Copy out the entries that come next, exactly.

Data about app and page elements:
****************

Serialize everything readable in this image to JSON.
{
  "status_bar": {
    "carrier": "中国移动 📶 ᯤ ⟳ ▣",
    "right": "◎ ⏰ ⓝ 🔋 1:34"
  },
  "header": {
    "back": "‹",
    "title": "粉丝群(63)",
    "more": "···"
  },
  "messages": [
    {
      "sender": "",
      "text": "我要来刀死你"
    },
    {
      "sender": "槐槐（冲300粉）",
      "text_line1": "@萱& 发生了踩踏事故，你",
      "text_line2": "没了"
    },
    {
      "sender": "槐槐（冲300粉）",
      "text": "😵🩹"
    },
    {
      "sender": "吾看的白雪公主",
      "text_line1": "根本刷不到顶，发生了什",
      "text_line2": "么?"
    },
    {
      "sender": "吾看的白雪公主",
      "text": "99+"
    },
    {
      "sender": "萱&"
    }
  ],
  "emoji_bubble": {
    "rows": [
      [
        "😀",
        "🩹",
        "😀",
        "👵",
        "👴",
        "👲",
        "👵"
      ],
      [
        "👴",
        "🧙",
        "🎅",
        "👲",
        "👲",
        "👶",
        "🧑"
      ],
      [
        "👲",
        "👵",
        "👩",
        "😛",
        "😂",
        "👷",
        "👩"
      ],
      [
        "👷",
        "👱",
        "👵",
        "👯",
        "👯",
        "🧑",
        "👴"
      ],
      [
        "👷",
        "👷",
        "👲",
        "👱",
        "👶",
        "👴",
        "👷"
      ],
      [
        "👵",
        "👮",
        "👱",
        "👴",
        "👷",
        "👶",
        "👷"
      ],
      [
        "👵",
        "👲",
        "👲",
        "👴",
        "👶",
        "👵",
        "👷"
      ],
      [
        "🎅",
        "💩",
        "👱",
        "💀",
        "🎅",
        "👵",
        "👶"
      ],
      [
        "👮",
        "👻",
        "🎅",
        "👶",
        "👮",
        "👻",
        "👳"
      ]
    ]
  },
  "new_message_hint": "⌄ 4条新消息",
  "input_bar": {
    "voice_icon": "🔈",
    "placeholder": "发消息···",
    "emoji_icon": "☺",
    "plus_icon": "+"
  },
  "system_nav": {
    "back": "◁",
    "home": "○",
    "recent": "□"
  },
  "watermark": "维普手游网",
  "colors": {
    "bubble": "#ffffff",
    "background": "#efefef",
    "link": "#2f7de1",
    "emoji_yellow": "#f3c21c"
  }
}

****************

Answer to the problem:
Serialize everything readable in this image to JSON.
{
  "status_bar": {
    "carrier": "中国移动 📶 ᯤ ⟳ ▣",
    "right": "◎ ⏰ ⓝ 🔋 1:34"
  },
  "header": {
    "back": "‹",
    "title": "粉丝群(63)",
    "more": "···"
  },
  "messages": [
    {
      "sender": "",
      "text": "我要来刀死你"
    },
    {
      "sender": "槐槐（冲300粉）",
      "text_line1": "@萱& 发生了踩踏事故，你",
      "text_line2": "没了"
    },
    {
      "sender": "槐槐（冲300粉）",
      "text": "😵🩹"
    },
    {
      "sender": "吾看的白雪公主",
      "text_line1": "根本刷不到顶，发生了什",
      "text_line2": "么?"
    },
    {
      "sender": "吾看的白雪公主",
      "text": "99+"
    },
    {
      "sender": "萱&"
    }
  ],
  "emoji_bubble": {
    "rows": [
      [
        "😀",
        "🩹",
        "😀",
        "👵",
        "👴",
        "👲",
        "👵"
      ],
      [
        "👴",
        "🧙",
        "🎅",
        "👲",
        "👲",
        "👶",
        "🧑"
      ],
      [
        "👲",
        "👵",
        "👩",
        "😛",
        "😂",
        "👷",
        "👩"
      ],
      [
        "👷",
        "👱",
        "👵",
        "👯",
        "👯",
        "🧑",
        "👴"
      ],
      [
        "👷",
        "👷",
        "👲",
        "👱",
        "👶",
        "👴",
        "👷"
      ],
      [
        "👵",
        "👮",
        "👱",
        "👴",
        "👷",
        "👶",
        "👷"
      ],
      [
        "👵",
        "👲",
        "👲",
        "👴",
        "👶",
        "👵",
        "👷"
      ],
      [
        "🎅",
        "💩",
        "👱",
        "💀",
        "🎅",
        "👵",
        "👶"
      ],
      [
        "👮",
        "👻",
        "🎅",
        "👶",
        "👮",
        "👻",
        "👳"
      ]
    ]
  },
  "new_message_hint": "⌄ 4条新消息",
  "input_bar": {
    "voice_icon": "🔈",
    "placeholder": "发消息···",
    "emoji_icon": "☺",
    "plus_icon": "+"
  },
  "system_nav": {
    "back": "◁",
    "home": "○",
    "recent": "□"
  },
  "watermark": "维普手游网",
  "colors": {
    "bubble": "#ffffff",
    "background": "#efefef",
    "link": "#2f7de1",
    "emoji_yellow": "#f3c21c"
  }
}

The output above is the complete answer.